As a round of heavy renovations to one of the city’s most visible parks is nearing the finish line, work on another nearby park is about to get started.
Monroe Park is scheduled to re-open this summer after a $7 million, 18-month overhaul.
Located at 719 E. Franklin St. in the heart of VCU, the city-owned park is getting new grass, trees, repaved paths, brick sidewalks, as well as WiFi and improved lighting.
The 7-acre park’s Checkers House, a brick gazebo-like structure in the park’s center, is also receiving a renovation to house both a coffee shop vendor and a VCU police post.
Alice Massie, president of the Monroe Park Conservancy, a nonprofit created to spearhead the renovation of the park, said construction is close to wrapping up with a mid- to late June reopening target.
“It really depends on when the grass grows,” Massie said.
The conservancy raised $3 million toward renovations, an amount that was then matched by the city. Massie said VCU also contributed money to the project. She said the conservancy is continuing to fundraise for amenities such as tables and benches.
“The conservancy would like to raise $1.5 million more,” she said. “That number depends on how many amenities we want to add.”
Meanwhile, about a mile northeast, plans to renovate Jackson Ward’s Abner Clay Park are in the works.
Work would include demolition of old features to make way for new walkways, lighting and landscaping. The 4-acre park at the intersection of Brook Road and West Clay Street would also get a resurfaced basketball court, a new pavilion and plaza, and added trees and trash bins.
Plans were submitted on behalf of the city by local engineering firm Timmons Group to the Commission of Architectural Review in November.
The purpose of the project, according to the CAR application, is to “revitalize Abner Clay Park and re-energize the surrounding Jackson Ward neighborhood.
“As the park ages, the condition of the paving and landscape have declined and the park is underutilized for such a large city property,” the application continues.
The project’s cost has not yet been determined, but the application estimates it will be between $850,000 and $1 million. Some of that will be covered by $556,000 that’s readily available in Abner Clay’s progress account with the city.

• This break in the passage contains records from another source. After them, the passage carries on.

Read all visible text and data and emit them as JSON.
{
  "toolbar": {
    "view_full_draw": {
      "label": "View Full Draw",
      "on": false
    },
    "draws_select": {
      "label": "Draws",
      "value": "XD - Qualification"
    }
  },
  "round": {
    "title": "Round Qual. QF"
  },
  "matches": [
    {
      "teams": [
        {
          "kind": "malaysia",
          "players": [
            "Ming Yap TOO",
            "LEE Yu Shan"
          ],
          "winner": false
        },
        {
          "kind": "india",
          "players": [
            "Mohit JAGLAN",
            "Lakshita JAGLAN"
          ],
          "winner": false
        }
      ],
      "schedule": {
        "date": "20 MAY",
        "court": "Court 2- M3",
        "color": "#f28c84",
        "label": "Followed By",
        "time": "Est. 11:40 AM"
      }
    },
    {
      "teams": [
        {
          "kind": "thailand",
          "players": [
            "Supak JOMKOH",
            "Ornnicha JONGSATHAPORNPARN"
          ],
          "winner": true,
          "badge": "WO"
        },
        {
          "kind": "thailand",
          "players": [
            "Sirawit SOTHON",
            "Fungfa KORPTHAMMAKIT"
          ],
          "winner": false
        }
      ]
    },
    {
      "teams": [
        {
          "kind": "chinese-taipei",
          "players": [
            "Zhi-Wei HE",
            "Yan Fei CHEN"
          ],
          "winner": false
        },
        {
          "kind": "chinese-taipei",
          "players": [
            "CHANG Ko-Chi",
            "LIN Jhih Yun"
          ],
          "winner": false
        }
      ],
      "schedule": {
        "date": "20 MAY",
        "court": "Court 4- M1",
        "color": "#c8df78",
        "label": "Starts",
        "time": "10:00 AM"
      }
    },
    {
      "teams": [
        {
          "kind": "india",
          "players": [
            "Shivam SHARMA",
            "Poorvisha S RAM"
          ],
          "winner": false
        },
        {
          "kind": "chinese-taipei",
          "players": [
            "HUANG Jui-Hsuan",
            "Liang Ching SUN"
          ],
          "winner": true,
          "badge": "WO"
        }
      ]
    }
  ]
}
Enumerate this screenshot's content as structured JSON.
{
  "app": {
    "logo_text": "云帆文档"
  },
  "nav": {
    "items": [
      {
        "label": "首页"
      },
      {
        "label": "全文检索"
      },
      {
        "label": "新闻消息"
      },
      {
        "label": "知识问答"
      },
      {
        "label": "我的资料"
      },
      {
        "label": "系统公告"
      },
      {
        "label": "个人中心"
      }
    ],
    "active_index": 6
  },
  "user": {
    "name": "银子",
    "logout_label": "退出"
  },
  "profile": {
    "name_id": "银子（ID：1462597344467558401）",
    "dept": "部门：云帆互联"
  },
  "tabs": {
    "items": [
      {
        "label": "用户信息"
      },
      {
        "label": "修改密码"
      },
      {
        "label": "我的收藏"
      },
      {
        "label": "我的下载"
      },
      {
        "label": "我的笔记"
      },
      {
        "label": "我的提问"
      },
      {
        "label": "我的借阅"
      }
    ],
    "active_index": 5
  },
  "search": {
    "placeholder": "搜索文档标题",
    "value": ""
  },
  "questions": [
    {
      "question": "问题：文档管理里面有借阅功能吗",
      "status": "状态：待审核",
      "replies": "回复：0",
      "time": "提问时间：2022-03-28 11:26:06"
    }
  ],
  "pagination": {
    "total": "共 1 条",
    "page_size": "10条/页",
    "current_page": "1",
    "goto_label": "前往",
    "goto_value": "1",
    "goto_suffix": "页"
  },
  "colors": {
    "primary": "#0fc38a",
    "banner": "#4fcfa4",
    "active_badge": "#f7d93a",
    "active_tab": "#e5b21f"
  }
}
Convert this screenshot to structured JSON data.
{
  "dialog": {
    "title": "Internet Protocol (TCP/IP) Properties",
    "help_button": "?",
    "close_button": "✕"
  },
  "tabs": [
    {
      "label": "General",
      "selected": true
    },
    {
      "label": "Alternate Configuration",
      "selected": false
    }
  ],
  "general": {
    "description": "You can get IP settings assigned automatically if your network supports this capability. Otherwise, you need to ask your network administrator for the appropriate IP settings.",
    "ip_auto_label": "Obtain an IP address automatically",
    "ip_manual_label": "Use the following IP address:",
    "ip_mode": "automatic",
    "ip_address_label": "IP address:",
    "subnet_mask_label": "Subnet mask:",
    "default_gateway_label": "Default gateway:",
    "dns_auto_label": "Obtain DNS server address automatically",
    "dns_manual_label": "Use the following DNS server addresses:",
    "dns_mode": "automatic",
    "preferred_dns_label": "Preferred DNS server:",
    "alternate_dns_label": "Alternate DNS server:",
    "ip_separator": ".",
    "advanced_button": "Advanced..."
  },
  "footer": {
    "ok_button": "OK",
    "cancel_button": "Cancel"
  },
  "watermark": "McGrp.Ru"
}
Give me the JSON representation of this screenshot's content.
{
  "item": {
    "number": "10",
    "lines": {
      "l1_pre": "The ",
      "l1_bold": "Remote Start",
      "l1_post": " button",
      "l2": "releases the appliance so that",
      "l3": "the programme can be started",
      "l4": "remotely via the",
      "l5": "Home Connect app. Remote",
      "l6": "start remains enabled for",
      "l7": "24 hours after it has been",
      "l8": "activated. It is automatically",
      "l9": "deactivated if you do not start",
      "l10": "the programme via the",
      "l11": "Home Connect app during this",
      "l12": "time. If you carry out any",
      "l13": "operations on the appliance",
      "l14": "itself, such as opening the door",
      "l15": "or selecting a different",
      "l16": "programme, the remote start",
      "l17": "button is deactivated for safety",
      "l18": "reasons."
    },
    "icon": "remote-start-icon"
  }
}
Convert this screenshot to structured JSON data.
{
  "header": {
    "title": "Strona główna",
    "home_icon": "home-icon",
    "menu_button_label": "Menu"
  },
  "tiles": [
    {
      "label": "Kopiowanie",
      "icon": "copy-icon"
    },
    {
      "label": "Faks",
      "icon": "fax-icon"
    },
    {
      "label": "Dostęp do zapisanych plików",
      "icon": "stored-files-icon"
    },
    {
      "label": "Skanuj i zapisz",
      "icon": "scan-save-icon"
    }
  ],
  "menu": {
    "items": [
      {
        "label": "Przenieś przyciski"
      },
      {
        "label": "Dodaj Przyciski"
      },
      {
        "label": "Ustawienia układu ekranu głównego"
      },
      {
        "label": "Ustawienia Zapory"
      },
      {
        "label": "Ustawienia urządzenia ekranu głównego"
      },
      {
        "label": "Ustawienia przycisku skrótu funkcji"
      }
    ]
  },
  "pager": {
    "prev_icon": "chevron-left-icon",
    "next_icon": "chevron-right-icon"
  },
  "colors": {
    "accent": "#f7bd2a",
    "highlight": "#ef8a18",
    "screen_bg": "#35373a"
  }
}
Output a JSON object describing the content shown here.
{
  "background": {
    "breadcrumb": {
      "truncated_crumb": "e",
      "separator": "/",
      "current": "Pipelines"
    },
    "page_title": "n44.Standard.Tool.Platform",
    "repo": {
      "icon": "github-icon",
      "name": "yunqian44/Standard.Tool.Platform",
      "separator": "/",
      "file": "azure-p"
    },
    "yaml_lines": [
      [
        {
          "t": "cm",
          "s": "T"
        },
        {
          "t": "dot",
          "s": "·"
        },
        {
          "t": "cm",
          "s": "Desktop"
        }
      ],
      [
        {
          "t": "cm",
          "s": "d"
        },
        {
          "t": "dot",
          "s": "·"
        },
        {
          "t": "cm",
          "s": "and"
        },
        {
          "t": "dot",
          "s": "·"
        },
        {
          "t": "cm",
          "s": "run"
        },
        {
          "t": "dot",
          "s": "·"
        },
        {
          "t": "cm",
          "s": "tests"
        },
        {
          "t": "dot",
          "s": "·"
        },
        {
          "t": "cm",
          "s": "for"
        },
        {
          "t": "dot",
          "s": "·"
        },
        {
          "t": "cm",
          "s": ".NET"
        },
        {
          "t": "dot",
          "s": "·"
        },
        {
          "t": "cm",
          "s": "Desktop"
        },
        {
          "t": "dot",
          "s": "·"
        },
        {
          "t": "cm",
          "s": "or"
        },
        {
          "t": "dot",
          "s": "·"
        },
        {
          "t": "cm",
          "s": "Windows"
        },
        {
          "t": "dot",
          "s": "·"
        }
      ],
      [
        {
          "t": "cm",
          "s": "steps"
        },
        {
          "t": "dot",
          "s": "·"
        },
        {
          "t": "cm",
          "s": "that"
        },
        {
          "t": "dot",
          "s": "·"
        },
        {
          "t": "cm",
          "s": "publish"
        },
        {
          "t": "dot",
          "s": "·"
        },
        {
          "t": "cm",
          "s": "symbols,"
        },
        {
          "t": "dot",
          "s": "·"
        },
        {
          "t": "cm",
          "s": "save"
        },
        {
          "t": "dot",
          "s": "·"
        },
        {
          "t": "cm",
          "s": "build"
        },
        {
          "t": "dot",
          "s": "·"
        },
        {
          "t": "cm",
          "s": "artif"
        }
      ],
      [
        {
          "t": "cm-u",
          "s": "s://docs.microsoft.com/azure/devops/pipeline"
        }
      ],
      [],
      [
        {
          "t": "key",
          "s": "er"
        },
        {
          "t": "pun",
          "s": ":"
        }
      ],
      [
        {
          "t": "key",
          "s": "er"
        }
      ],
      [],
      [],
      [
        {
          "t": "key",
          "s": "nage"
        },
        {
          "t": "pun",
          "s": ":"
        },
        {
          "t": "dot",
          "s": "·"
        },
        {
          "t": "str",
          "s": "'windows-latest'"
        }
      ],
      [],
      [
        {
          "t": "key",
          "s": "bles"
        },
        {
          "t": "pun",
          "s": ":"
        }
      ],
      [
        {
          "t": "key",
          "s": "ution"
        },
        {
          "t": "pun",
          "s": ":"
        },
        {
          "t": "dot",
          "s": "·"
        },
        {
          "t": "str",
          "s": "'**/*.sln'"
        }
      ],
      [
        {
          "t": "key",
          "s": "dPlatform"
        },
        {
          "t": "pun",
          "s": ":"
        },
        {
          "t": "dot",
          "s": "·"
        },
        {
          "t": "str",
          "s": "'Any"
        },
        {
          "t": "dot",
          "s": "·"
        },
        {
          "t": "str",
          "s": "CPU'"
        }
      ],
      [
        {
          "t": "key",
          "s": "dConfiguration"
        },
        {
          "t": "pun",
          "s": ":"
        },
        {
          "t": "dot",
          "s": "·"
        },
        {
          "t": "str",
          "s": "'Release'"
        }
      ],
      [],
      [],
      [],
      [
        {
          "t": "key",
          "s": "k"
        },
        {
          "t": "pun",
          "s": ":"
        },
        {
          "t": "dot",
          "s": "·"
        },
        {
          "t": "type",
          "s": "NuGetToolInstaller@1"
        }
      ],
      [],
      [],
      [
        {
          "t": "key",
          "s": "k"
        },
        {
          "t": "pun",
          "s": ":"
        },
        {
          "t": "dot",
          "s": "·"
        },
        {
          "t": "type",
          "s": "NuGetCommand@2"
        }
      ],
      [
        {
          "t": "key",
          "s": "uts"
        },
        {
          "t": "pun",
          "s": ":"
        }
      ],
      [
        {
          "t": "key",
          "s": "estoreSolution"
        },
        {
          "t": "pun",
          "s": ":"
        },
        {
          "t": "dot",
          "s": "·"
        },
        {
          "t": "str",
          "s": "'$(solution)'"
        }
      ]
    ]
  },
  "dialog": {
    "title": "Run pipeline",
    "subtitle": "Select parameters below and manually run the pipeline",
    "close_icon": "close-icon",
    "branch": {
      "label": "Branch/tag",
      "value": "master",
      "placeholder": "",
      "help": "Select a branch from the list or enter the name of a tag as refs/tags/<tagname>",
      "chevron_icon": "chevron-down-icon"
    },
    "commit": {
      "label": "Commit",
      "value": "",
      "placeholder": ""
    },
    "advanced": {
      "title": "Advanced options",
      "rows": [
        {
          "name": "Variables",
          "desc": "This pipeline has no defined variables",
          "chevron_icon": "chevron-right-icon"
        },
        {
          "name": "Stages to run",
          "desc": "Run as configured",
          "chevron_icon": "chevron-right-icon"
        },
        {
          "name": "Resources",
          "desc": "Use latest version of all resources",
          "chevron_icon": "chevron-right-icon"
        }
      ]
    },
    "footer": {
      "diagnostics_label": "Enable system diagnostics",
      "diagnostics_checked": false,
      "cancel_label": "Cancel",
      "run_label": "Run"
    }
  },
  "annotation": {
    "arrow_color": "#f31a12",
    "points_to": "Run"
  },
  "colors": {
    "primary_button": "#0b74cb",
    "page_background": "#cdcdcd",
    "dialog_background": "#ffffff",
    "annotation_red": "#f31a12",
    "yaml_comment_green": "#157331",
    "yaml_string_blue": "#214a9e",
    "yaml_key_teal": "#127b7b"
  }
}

Finalized plans are scheduled to be submitted to the city by the end of April.
Jay Som, a local developer and board member of the Historic Jackson Ward Association, said the neighborhood group sees the park upgrades as a chance to bolster the neighborhood’s revitalization.
“Right now it’s not being utilized to its highest and best use,” Som said.
He added that with the bulk of the funding already in place, the timeline for construction depends on securing the remaining money, which may come from private sources.
“It’s completely contingent on financing,” Som said. “(The city’s parks department) thinks it’s a very doable project with a budget. We’re trying to drill down to get some private funding, since the bulk of it has to come from the city.”